Paul X. McCarthy
Here we note that the top ten is led, perh -s unsurprisingly, by the United States and also includes the UK as well as a number of northern European countries (the Netherlands, Switzerland, Denmark, Sweden, Norway and Oceania (New Zealand and Australia)).
Also in the top 10, Estonia is known for its progressive and innovative digital policy and its leadership role in eGovernment.
The flag of Estonia, home of e-residency, e-government, e-voting.
Global digital vision
While the first measure c -tures domestic infrastructure, it doesn’t say much about the number of export-oriented global digital companies in each country.

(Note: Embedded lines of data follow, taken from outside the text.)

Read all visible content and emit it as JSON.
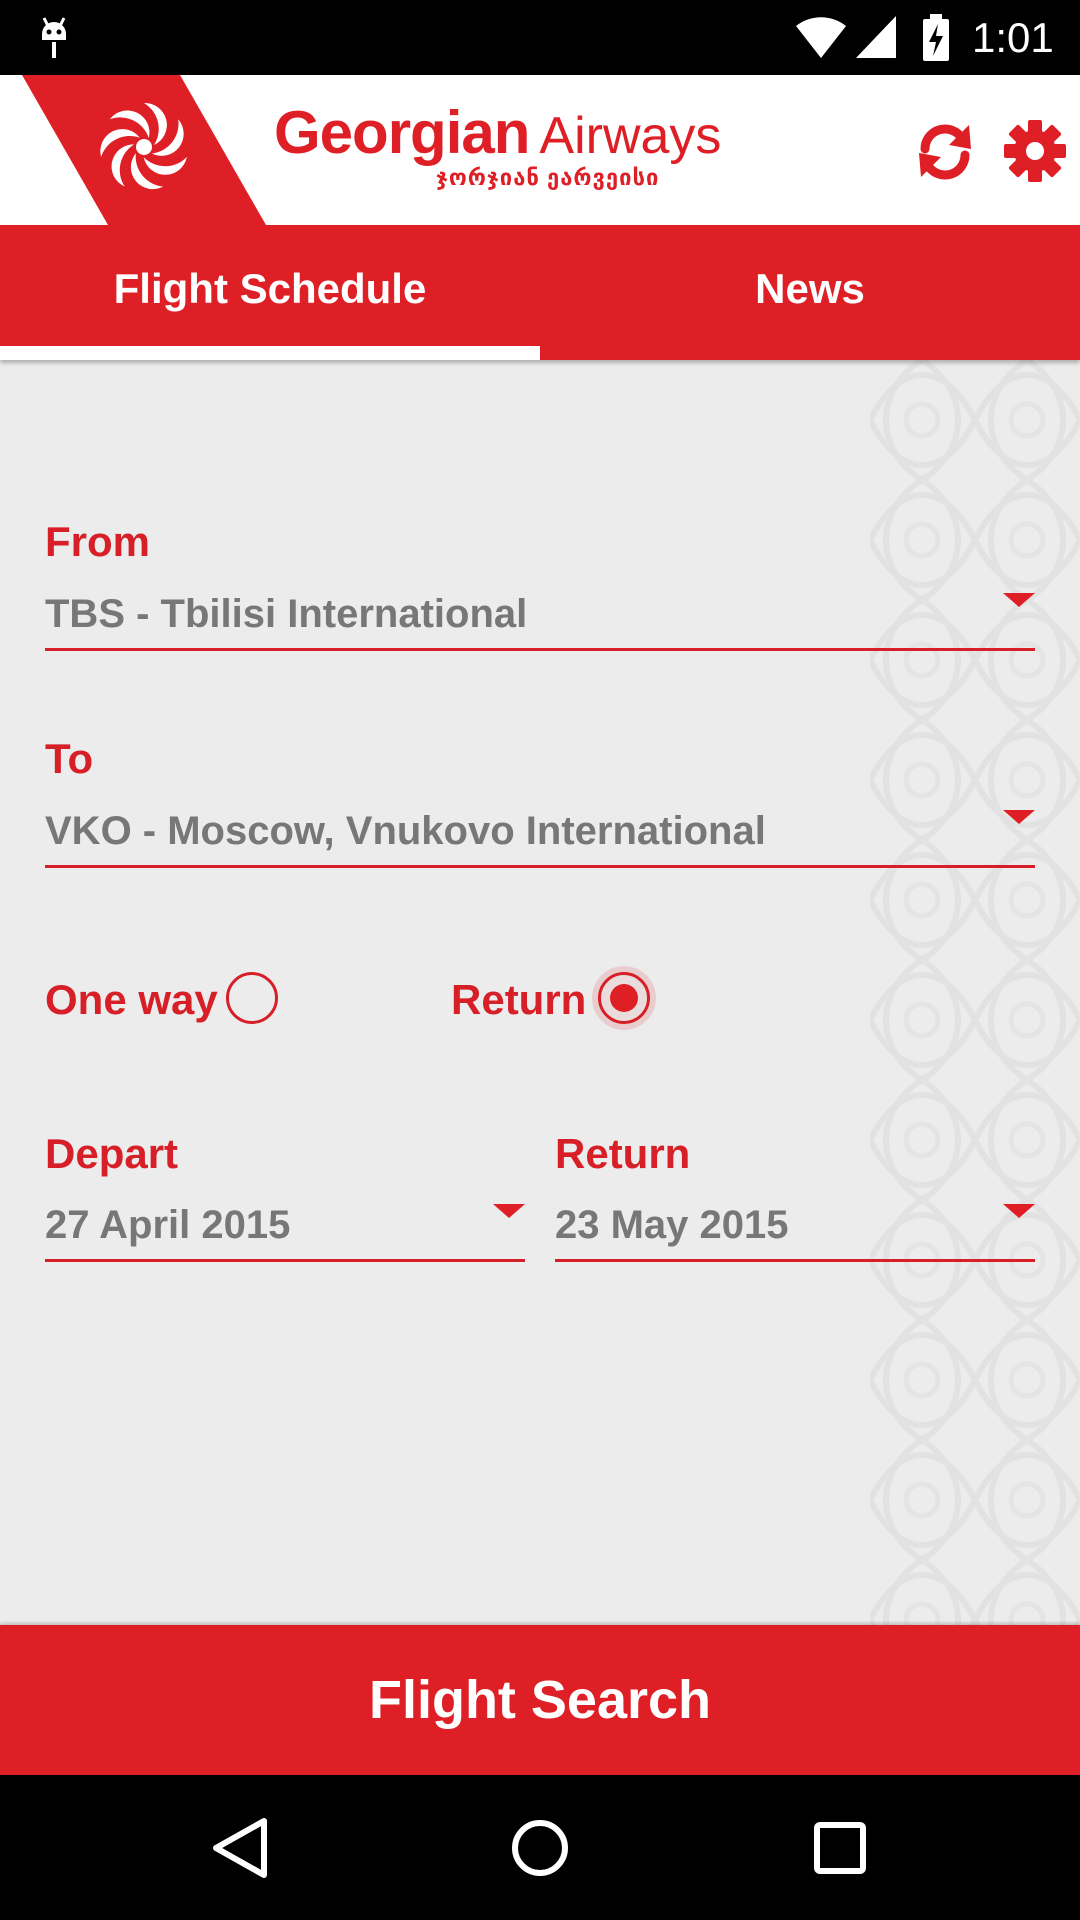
{
  "status_bar": {
    "time": "1:01",
    "icons": [
      "android-notification-icon",
      "wifi-icon",
      "cell-signal-icon",
      "battery-charging-icon"
    ]
  },
  "header": {
    "brand_bold": "Georgian",
    "brand_light": "Airways",
    "brand_subtitle": "ჯორჯიან ეარვეისი",
    "actions": [
      "refresh-icon",
      "settings-gear-icon"
    ],
    "accent_color": "#df1f26"
  },
  "tabs": [
    {
      "label": "Flight Schedule",
      "active": true
    },
    {
      "label": "News",
      "active": false
    }
  ],
  "form": {
    "from": {
      "label": "From",
      "value": "TBS - Tbilisi International"
    },
    "to": {
      "label": "To",
      "value": "VKO - Moscow, Vnukovo International"
    },
    "trip_type": {
      "one_way_label": "One way",
      "return_label": "Return",
      "selected": "Return"
    },
    "depart": {
      "label": "Depart",
      "value": "27 April 2015"
    },
    "return": {
      "label": "Return",
      "value": "23 May 2015"
    }
  },
  "search_button": {
    "label": "Flight Search"
  },
  "nav_bar": [
    "back-icon",
    "home-icon",
    "recents-icon"
  ]
}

This second metric: Digital Export Infrastructure (DXI) has an offshore focus and counts the number of websites registered in each country by their physical address, but only counts those that are outside the top-level country range; in other words, for example, websites registered in Canada that have a .uk domain, such as Shopify from Ottawa that registers shopify.co.uk from Canada.

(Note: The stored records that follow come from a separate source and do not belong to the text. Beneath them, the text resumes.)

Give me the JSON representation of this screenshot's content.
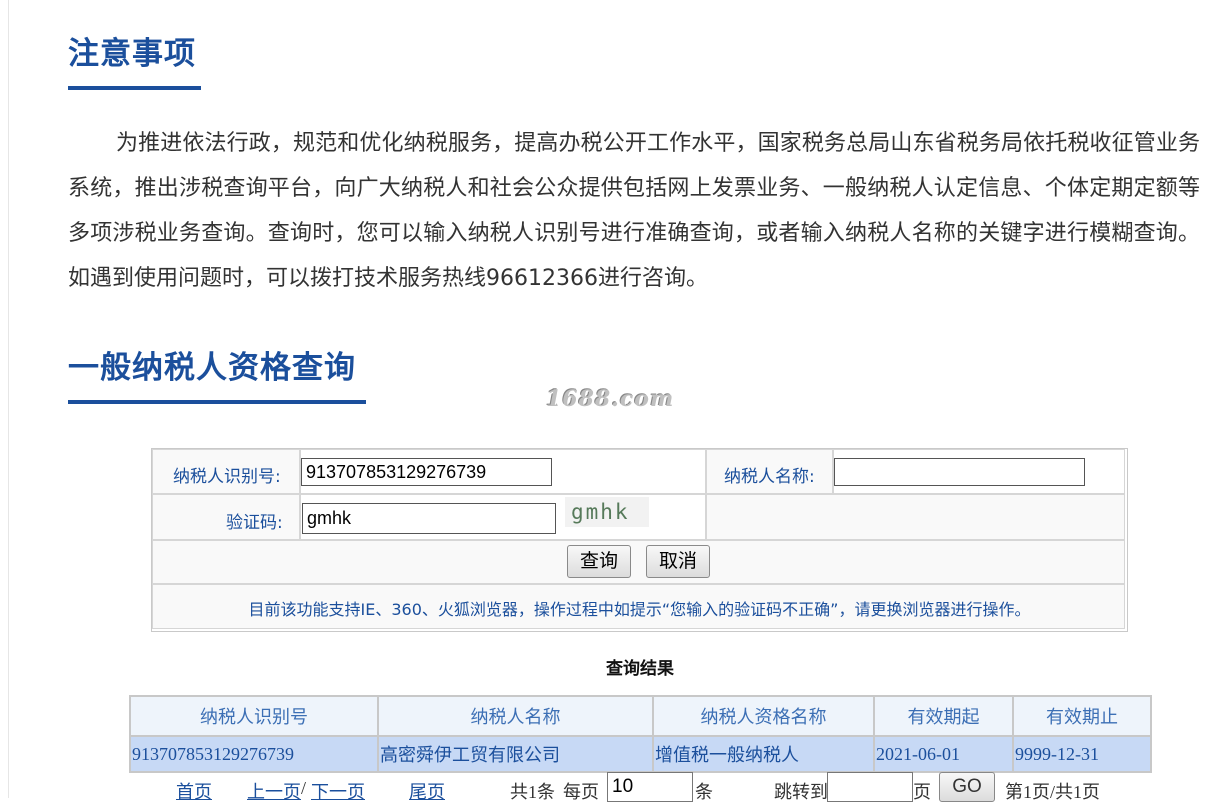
{
  "notice": {
    "title": "注意事项",
    "body": "为推进依法行政，规范和优化纳税服务，提高办税公开工作水平，国家税务总局山东省税务局依托税收征管业务系统，推出涉税查询平台，向广大纳税人和社会公众提供包括网上发票业务、一般纳税人认定信息、个体定期定额等多项涉税业务查询。查询时，您可以输入纳税人识别号进行准确查询，或者输入纳税人名称的关键字进行模糊查询。如遇到使用问题时，可以拨打技术服务热线96612366进行咨询。"
  },
  "query": {
    "title": "一般纳税人资格查询",
    "watermark": "1688.com",
    "taxpayer_id_label": "纳税人识别号:",
    "taxpayer_id_value": "913707853129276739",
    "taxpayer_name_label": "纳税人名称:",
    "taxpayer_name_value": "",
    "captcha_label": "验证码:",
    "captcha_value": "gmhk",
    "captcha_image_text": "gmhk",
    "query_button": "查询",
    "cancel_button": "取消",
    "hint": "目前该功能支持IE、360、火狐浏览器，操作过程中如提示“您输入的验证码不正确”，请更换浏览器进行操作。"
  },
  "results": {
    "title": "查询结果",
    "columns": [
      "纳税人识别号",
      "纳税人名称",
      "纳税人资格名称",
      "有效期起",
      "有效期止"
    ],
    "rows": [
      [
        "913707853129276739",
        "高密舜伊工贸有限公司",
        "增值税一般纳税人",
        "2021-06-01",
        "9999-12-31"
      ]
    ]
  },
  "pager": {
    "first": "首页",
    "prev": "上一页",
    "separator": "/",
    "next": "下一页",
    "last": "尾页",
    "total": "共1条",
    "per_page_label": "每页",
    "per_page_value": "10",
    "per_page_unit": "条",
    "jump_label": "跳转到",
    "jump_value": "",
    "page_unit": "页",
    "go_button": "GO",
    "status": "第1页/共1页"
  },
  "colors": {
    "accent": "#1b4f9c",
    "row_highlight": "#c7d9f5",
    "header_bg": "#eef4fb"
  }
}
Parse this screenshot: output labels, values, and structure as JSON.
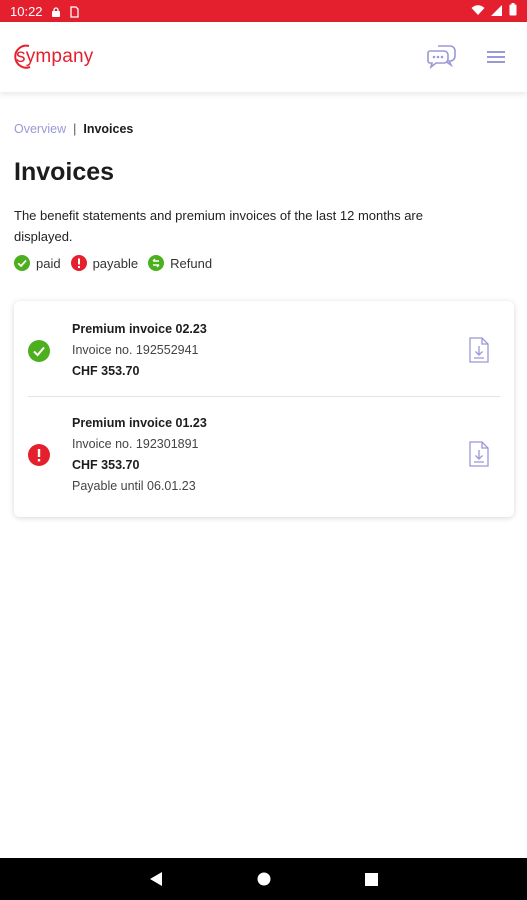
{
  "status_bar": {
    "time": "10:22",
    "icons": [
      "lock-icon",
      "sim-icon",
      "wifi-icon",
      "signal-icon",
      "battery-icon"
    ]
  },
  "app": {
    "logo_text": "sympany",
    "brand_color": "#e5202e",
    "accent_color": "#9a98d6",
    "actions": [
      "chat-icon",
      "menu-icon"
    ]
  },
  "breadcrumb": {
    "parent": "Overview",
    "separator": "|",
    "current": "Invoices"
  },
  "page": {
    "title": "Invoices",
    "description": "The benefit statements and premium invoices of the last 12 months are displayed."
  },
  "legend": {
    "paid": "paid",
    "payable": "payable",
    "refund": "Refund"
  },
  "invoices": [
    {
      "status": "paid",
      "status_color": "#4caf1e",
      "name": "Premium invoice 02.23",
      "number": "Invoice no. 192552941",
      "amount": "CHF 353.70",
      "due": ""
    },
    {
      "status": "payable",
      "status_color": "#e5202e",
      "name": "Premium invoice 01.23",
      "number": "Invoice no. 192301891",
      "amount": "CHF 353.70",
      "due": "Payable until 06.01.23"
    }
  ],
  "nav": [
    "back-icon",
    "home-icon",
    "recents-icon"
  ]
}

Shopify Inc.’s headquarters are in Ottawa, Ontario, Canada on Thursday, May 7, 2020. Shopify is based in Ottawa … [+] passed the Royal Bank of Canada and became Canada’s largest publicly traded company. Photogr -her: David Kawai / Bloomberg
© 2020 Bloomberg Finance LP
Here, the top 10 countries compile a list similar to those with the largest domestic digital infrastructure, with the exception of Canada and Germany as standout countries that rank higher in their global digital export prospects and focuses.
Global digital mindset. Countries sorted by the number of websites registered in that country … [+] who use one foreign top-level domain per 100 inhabitants (data: BuiltWith, November 2021).
Paul X. McCarthy
New measures in line with the digital dozen and beyond
These two new measures are in line with the growing trend that the largest company in many countries is now a digital company. In twelve countries, the largest company is now a tech company, according to recent analysis I got inspired by an article and a recent m – of the world created by Visual C -italist.
While the companies on this list will change over time, the pattern stays the same as they are often usurped by another tech company. Microsoft z. B. is currently vying with -ple and Google for the title of the largest company by market c -italization in the United States – both are now valued at over $ 2 trillion.
It is also interesting that many of the countries in this first “digital dozen” also rank high in terms of their digital domestic infrastructure and their digital export infrastructure (marked in dark green in the bar chart above).
The largest company in many countries is increasingly a technology company. Here are twelve that … [+] are already in this club. Source: Online Gravity & Data The Visual C -italist, October 2021.
Paul X. McCarthy
This trend will continue as more and more parts of the global economy come under the influence of the digital economy. In Australia, for example, Atlassian, the largest technology company, has more than doubled in value in the past twelve months and is now Australia’s third most valuable company behind Commonwealth Bank and BHP. At the current growth rates, Atlassian is likely to become Australia’s most valuable company in the months ahead. And many other countries are sure to join this club soon.
Atlassian, now among the top three largest companies in Australia by market c -italization, is emerging … [+] the largest company in the country if recent growth continues.
SOPA Images / LightRocket via Getty Images